Prompt:
Entries must be copied exactly, with nothing left out.

[Page and application data records]
<<<<

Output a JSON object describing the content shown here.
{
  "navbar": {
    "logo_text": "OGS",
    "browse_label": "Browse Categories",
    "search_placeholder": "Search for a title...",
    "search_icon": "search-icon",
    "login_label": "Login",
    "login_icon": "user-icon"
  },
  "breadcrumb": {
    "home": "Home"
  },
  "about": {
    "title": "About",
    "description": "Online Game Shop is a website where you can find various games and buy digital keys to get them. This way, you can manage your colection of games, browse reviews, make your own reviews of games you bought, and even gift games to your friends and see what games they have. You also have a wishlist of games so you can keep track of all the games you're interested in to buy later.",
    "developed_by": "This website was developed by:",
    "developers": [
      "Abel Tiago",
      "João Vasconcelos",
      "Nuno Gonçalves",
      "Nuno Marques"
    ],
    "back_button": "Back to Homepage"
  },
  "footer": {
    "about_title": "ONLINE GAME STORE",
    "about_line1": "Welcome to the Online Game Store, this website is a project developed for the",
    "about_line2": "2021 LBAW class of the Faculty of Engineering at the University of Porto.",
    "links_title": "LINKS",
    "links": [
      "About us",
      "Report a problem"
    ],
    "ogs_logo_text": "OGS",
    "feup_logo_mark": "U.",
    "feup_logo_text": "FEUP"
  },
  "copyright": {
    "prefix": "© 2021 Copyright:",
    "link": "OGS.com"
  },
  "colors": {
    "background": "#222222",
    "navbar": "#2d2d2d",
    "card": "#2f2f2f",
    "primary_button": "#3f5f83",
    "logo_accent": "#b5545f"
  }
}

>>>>

Result below:
Output a JSON object describing the content shown here.
{
  "navbar": {
    "logo_text": "OGS",
    "browse_label": "Browse Categories",
    "search_placeholder": "Search for a title...",
    "search_icon": "search-icon",
    "login_label": "Login",
    "login_icon": "user-icon"
  },
  "breadcrumb": {
    "home": "Home"
  },
  "about": {
    "title": "About",
    "description": "Online Game Shop is a website where you can find various games and buy digital keys to get them. This way, you can manage your colection of games, browse reviews, make your own reviews of games you bought, and even gift games to your friends and see what games they have. You also have a wishlist of games so you can keep track of all the games you're interested in to buy later.",
    "developed_by": "This website was developed by:",
    "developers": [
      "Abel Tiago",
      "João Vasconcelos",
      "Nuno Gonçalves",
      "Nuno Marques"
    ],
    "back_button": "Back to Homepage"
  },
  "footer": {
    "about_title": "ONLINE GAME STORE",
    "about_line1": "Welcome to the Online Game Store, this website is a project developed for the",
    "about_line2": "2021 LBAW class of the Faculty of Engineering at the University of Porto.",
    "links_title": "LINKS",
    "links": [
      "About us",
      "Report a problem"
    ],
    "ogs_logo_text": "OGS",
    "feup_logo_mark": "U.",
    "feup_logo_text": "FEUP"
  },
  "copyright": {
    "prefix": "© 2021 Copyright:",
    "link": "OGS.com"
  },
  "colors": {
    "background": "#222222",
    "navbar": "#2d2d2d",
    "card": "#2f2f2f",
    "primary_button": "#3f5f83",
    "logo_accent": "#b5545f"
  }
}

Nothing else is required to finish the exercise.